But I don’t see how making him impotent did anything… except make his means of salvation miraculous I guess. And really, the miraculous part is that, despite being completely paralyzed – unable to blink or sneeze or twitch an eyelid – to the point where trained professionals are about to crack open his chest without the benefit of anesthesia…. as soon as the mistake is discovered and they give him a little oxygen – VOILA! Completely cured.
In fact, the only time Smith seems loathe to make changes is when something translates awkwardly from page to screen; then she’s all for adapting it nearly word for word. For instance, when Howard first awakens in the story, he is momentarily discombobulated and asks himself, “Who am I?” To which his response is, “I am Howard Cottrell. I’m a stock broker known to some of my colleagues as Howard the Conqueror.” In the context of a man evaluating his mental state and what he knows and doesn’t know, this line fits. In the hands of Smith and her crayon, it becomes the hackneyed line delivered as a bit of bravado while golfing: “I’m Howard Cottrell. Known to my colleagues in the gladiator pits of the New York Stock Exchange as Howard the Conqueror!”… delivered out loud… to a man who is supposedly Howard’s good friend.
Like I said, part of it is Thomas’s delivery, but I can’t lay it all at his feet. I’ve seen him deliver the goods before, so I know he can. I don’t know the same about Smith. This installment was directed by Mikael Solomon – who redeemed himself in my eyes with his stellar treatment of “The End of the Whole Mess” – so it at least looked good. What can’t be laid at the feet of poor story choice must be laid, once again, at the feet of Smith. Maybe she’s a talented writer in her own right and just sucks at adaptations, though the additions she’s made to the stories would make me think otherwise.
The long and short of this episode is this: READ THE STORY. Solomon is talented and has proven himself adept at giving King adaptations several different and interesting looks.
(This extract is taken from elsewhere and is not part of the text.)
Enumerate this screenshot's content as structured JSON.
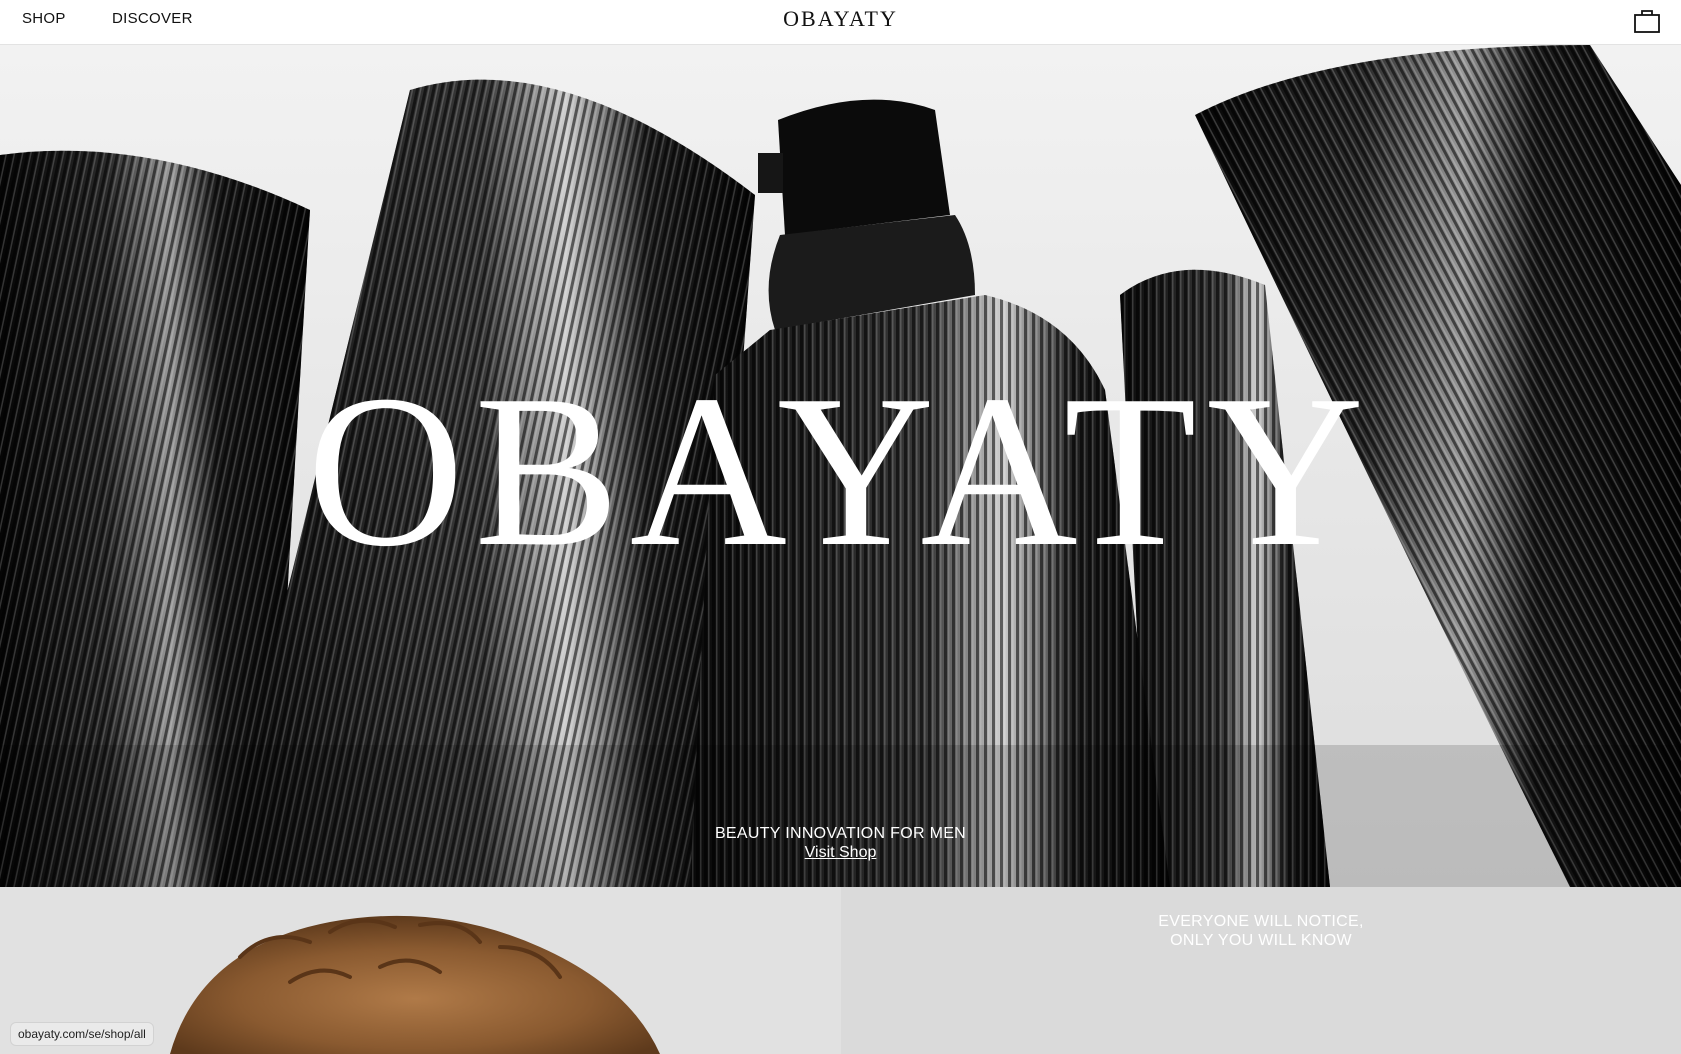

Thomas needed to tone it down just the slightest bit. And I hope and pray Smith has a fallback occupation… and that she’d gets to it as soon as humanly possible.
2 out of 5